[Start of Attachment]

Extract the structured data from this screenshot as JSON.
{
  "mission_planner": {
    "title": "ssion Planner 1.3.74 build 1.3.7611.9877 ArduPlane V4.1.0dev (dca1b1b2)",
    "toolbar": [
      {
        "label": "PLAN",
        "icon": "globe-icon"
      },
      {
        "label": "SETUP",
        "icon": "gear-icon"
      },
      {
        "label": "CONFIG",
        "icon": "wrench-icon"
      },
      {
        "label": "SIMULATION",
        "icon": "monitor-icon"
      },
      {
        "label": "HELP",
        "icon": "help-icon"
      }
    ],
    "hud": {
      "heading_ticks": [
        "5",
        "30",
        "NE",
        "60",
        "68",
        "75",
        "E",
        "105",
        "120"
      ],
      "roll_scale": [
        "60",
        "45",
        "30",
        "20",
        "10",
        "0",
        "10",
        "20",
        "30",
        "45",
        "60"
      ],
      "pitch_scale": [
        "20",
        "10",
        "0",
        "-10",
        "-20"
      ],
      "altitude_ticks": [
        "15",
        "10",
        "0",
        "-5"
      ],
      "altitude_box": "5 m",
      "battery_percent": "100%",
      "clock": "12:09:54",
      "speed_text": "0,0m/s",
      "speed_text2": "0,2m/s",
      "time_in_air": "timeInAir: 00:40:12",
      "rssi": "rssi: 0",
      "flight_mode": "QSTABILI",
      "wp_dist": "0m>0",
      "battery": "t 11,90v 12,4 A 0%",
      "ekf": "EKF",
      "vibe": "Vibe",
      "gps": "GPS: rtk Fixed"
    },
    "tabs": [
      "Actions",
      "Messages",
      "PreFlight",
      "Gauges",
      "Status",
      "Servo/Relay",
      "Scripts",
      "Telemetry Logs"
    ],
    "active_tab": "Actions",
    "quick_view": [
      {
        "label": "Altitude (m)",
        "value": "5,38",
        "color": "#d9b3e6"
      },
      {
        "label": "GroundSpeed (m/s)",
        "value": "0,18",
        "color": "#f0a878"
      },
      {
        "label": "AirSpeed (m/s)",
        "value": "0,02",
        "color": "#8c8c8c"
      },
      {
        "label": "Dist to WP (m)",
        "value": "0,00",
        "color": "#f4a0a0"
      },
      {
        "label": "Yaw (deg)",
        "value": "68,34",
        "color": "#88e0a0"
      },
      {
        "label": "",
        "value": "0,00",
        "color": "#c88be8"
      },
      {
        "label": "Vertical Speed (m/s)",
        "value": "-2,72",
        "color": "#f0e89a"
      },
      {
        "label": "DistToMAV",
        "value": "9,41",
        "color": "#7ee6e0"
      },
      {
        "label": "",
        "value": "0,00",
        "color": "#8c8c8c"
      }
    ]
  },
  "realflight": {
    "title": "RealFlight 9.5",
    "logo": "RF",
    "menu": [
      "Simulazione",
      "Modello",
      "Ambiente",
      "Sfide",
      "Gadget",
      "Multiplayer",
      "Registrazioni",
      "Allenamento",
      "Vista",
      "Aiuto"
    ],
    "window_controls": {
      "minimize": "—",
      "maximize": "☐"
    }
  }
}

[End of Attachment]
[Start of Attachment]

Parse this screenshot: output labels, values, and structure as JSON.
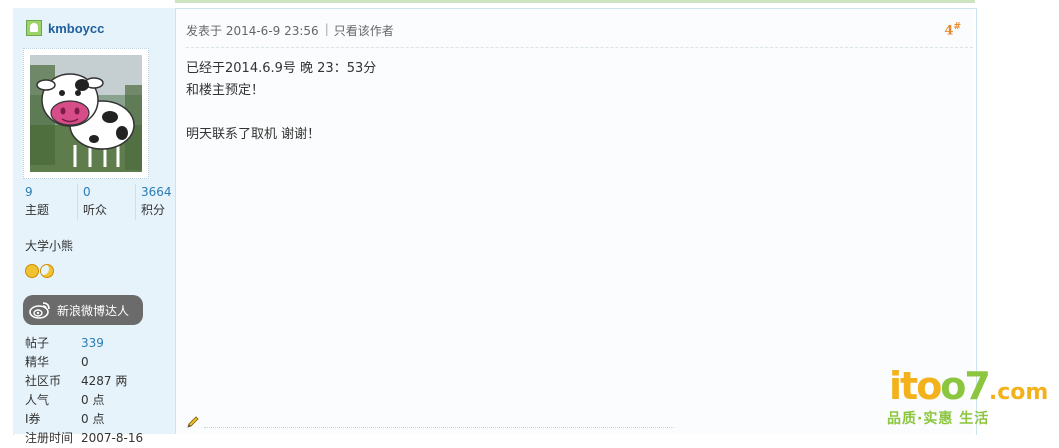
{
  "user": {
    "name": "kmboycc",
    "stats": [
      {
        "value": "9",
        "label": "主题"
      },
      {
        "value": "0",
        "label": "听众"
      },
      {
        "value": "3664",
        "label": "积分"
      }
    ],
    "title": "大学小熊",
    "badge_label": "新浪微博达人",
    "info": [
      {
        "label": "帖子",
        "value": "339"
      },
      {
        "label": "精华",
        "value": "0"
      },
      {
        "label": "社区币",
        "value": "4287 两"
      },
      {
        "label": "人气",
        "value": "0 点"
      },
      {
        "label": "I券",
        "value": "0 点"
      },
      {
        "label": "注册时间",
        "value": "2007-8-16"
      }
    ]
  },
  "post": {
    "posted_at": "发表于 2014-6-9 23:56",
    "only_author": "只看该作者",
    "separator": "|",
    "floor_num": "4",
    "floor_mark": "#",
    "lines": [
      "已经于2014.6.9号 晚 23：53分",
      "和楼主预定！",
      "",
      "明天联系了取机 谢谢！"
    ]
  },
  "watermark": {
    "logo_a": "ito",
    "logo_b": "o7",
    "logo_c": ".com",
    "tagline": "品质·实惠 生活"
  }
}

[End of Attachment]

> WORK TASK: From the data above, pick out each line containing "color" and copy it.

> ANSWER TO THIS TASK:
        "color": "#d9b3e6"
        "color": "#f0a878"
        "color": "#8c8c8c"
        "color": "#f4a0a0"
        "color": "#88e0a0"
        "color": "#c88be8"
        "color": "#f0e89a"
        "color": "#7ee6e0"
        "color": "#8c8c8c"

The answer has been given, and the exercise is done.